◆ What to do:
Your answer should be the entries below, reproduced character for character.

◆ Supplied material:
====

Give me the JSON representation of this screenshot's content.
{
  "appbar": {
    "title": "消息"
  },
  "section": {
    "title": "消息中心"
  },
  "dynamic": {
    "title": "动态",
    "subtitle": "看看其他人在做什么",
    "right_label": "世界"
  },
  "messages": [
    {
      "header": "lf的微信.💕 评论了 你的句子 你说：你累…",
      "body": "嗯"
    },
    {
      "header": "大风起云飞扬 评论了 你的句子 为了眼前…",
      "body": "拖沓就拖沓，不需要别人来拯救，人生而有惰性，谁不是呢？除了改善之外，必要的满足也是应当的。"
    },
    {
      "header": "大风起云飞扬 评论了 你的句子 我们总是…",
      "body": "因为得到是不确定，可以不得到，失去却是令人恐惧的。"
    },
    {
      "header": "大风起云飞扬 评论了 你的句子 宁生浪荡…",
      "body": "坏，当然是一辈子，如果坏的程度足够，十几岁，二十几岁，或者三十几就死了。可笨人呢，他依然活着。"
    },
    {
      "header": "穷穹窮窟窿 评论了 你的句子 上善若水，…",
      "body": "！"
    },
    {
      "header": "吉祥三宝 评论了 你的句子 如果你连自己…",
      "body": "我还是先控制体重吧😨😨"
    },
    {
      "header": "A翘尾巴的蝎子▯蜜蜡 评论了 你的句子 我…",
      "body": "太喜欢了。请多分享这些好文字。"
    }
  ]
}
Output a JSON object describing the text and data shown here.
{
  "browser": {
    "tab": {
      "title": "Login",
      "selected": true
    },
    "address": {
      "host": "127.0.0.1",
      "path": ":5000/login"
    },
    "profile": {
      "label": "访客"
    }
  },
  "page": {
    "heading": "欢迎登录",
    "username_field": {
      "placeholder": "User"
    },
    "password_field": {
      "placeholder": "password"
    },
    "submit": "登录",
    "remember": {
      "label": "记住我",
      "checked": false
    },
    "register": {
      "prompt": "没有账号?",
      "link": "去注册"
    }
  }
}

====

◆ Task result:
Give me the JSON representation of this screenshot's content.
{
  "appbar": {
    "title": "消息"
  },
  "section": {
    "title": "消息中心"
  },
  "dynamic": {
    "title": "动态",
    "subtitle": "看看其他人在做什么",
    "right_label": "世界"
  },
  "messages": [
    {
      "header": "lf的微信.💕 评论了 你的句子 你说：你累…",
      "body": "嗯"
    },
    {
      "header": "大风起云飞扬 评论了 你的句子 为了眼前…",
      "body": "拖沓就拖沓，不需要别人来拯救，人生而有惰性，谁不是呢？除了改善之外，必要的满足也是应当的。"
    },
    {
      "header": "大风起云飞扬 评论了 你的句子 我们总是…",
      "body": "因为得到是不确定，可以不得到，失去却是令人恐惧的。"
    },
    {
      "header": "大风起云飞扬 评论了 你的句子 宁生浪荡…",
      "body": "坏，当然是一辈子，如果坏的程度足够，十几岁，二十几岁，或者三十几就死了。可笨人呢，他依然活着。"
    },
    {
      "header": "穷穹窮窟窿 评论了 你的句子 上善若水，…",
      "body": "！"
    },
    {
      "header": "吉祥三宝 评论了 你的句子 如果你连自己…",
      "body": "我还是先控制体重吧😨😨"
    },
    {
      "header": "A翘尾巴的蝎子▯蜜蜡 评论了 你的句子 我…",
      "body": "太喜欢了。请多分享这些好文字。"
    }
  ]
}
Output a JSON object describing the text and data shown here.
{
  "browser": {
    "tab": {
      "title": "Login",
      "selected": true
    },
    "address": {
      "host": "127.0.0.1",
      "path": ":5000/login"
    },
    "profile": {
      "label": "访客"
    }
  },
  "page": {
    "heading": "欢迎登录",
    "username_field": {
      "placeholder": "User"
    },
    "password_field": {
      "placeholder": "password"
    },
    "submit": "登录",
    "remember": {
      "label": "记住我",
      "checked": false
    },
    "register": {
      "prompt": "没有账号?",
      "link": "去注册"
    }
  }
}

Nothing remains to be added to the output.